Hill Valley

Nicole Dadoly

As a storyteller, I feel that details are the most vital parts of any story. Haiku gives a storyteller an interesting chance to tell the story through a lens that is focused on the smallest details to be able to create the big picture for the audience in a different way than they would have by using any other medium. Writing haiku has helped me learn how to be more direct and concise with the story I’m trying to tell no matter what aspect of life I’m talking about. Haiku can be about anything in life and since the ups and downs of life tend to create better haiku than just the inbetween, I decided to call my haiku collection Hill Valley to address those highs and lows while also making a reference to the town of my favorite film of all time, Back to the Future. To me that is also in reference to how haiku can be timeless and have different translations depending on every single readers’ perspective.
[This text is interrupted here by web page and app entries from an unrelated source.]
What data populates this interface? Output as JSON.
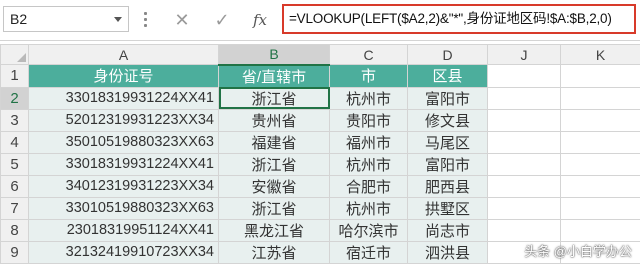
{
  "formula_bar": {
    "name_box": "B2",
    "cancel_icon": "✕",
    "enter_icon": "✓",
    "fx_label": "fx",
    "formula": "=VLOOKUP(LEFT($A2,2)&\"*\",身份证地区码!$A:$B,2,0)"
  },
  "columns": [
    "A",
    "B",
    "C",
    "D",
    "J",
    "K"
  ],
  "rows": [
    "1",
    "2",
    "3",
    "4",
    "5",
    "6",
    "7",
    "8",
    "9"
  ],
  "header": [
    "身份证号",
    "省/直辖市",
    "市",
    "区县"
  ],
  "table": [
    [
      "33018319931224XX41",
      "浙江省",
      "杭州市",
      "富阳市"
    ],
    [
      "52012319931223XX34",
      "贵州省",
      "贵阳市",
      "修文县"
    ],
    [
      "35010519880323XX63",
      "福建省",
      "福州市",
      "马尾区"
    ],
    [
      "33018319931224XX41",
      "浙江省",
      "杭州市",
      "富阳市"
    ],
    [
      "34012319931223XX34",
      "安徽省",
      "合肥市",
      "肥西县"
    ],
    [
      "33010519880323XX63",
      "浙江省",
      "杭州市",
      "拱墅区"
    ],
    [
      "23018319951124XX41",
      "黑龙江省",
      "哈尔滨市",
      "尚志市"
    ],
    [
      "32132419910723XX34",
      "江苏省",
      "宿迁市",
      "泗洪县"
    ]
  ],
  "watermark": "头条 @小白学办公",
  "colors": {
    "header_bg": "#4cae9c",
    "data_bg": "#e8f0ef",
    "formula_border": "#d83a2a",
    "active_cell": "#217346"
  }
}
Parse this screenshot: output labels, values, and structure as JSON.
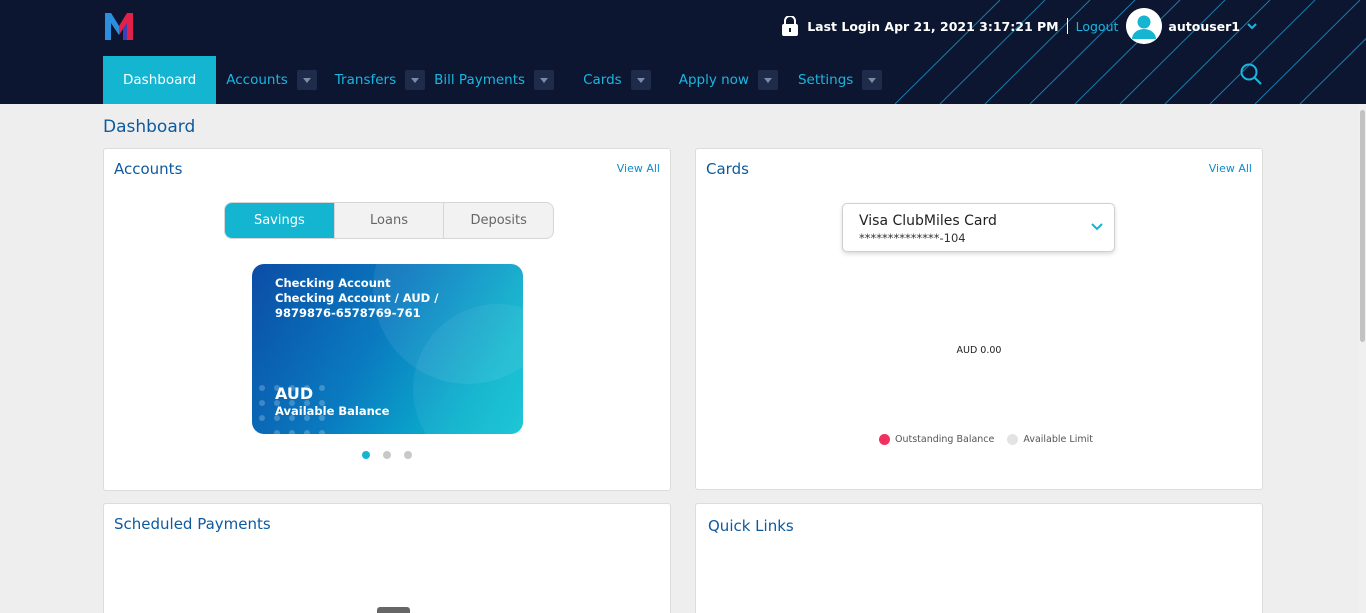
{
  "header": {
    "last_login": "Last Login Apr 21, 2021 3:17:21 PM",
    "logout": "Logout",
    "username": "autouser1"
  },
  "nav": [
    {
      "label": "Dashboard",
      "active": true
    },
    {
      "label": "Accounts"
    },
    {
      "label": "Transfers"
    },
    {
      "label": "Bill Payments"
    },
    {
      "label": "Cards"
    },
    {
      "label": "Apply now"
    },
    {
      "label": "Settings"
    }
  ],
  "page": {
    "title": "Dashboard"
  },
  "accounts": {
    "title": "Accounts",
    "view_all": "View All",
    "tabs": [
      "Savings",
      "Loans",
      "Deposits"
    ],
    "card": {
      "name": "Checking Account",
      "detail": "Checking Account / AUD / 9879876-6578769-761",
      "currency": "AUD",
      "balance_label": "Available Balance"
    }
  },
  "cards": {
    "title": "Cards",
    "view_all": "View All",
    "selected_card": "Visa ClubMiles Card",
    "card_number": "**************-104",
    "amount": "AUD 0.00",
    "legend": [
      "Outstanding Balance",
      "Available Limit"
    ],
    "colors": {
      "outstanding": "#f0305e",
      "available": "#e3e3e3"
    }
  },
  "scheduled_payments": {
    "title": "Scheduled Payments"
  },
  "quick_links": {
    "title": "Quick Links"
  },
  "colors": {
    "header_bg": "#0d1631",
    "accent": "#14b5d0",
    "title_blue": "#0d5a9e"
  }
}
I like to think of them as three lined kaleidoscopes into someone else’s point of view and I truly love that.

packing my life
in storage

my mask hurts to wear
just fake it
then put on your mask

look in the mirror
who are you?
i asked you first

making the playlist
for grandma’s wake
add more Beatles

catch a frequency
whip it gently to pass it
back to the universe

the green shouts
in a calming way
i’m alive

© 2020, Randy Brooks • Millikin University
All rights returned to authors upon publication.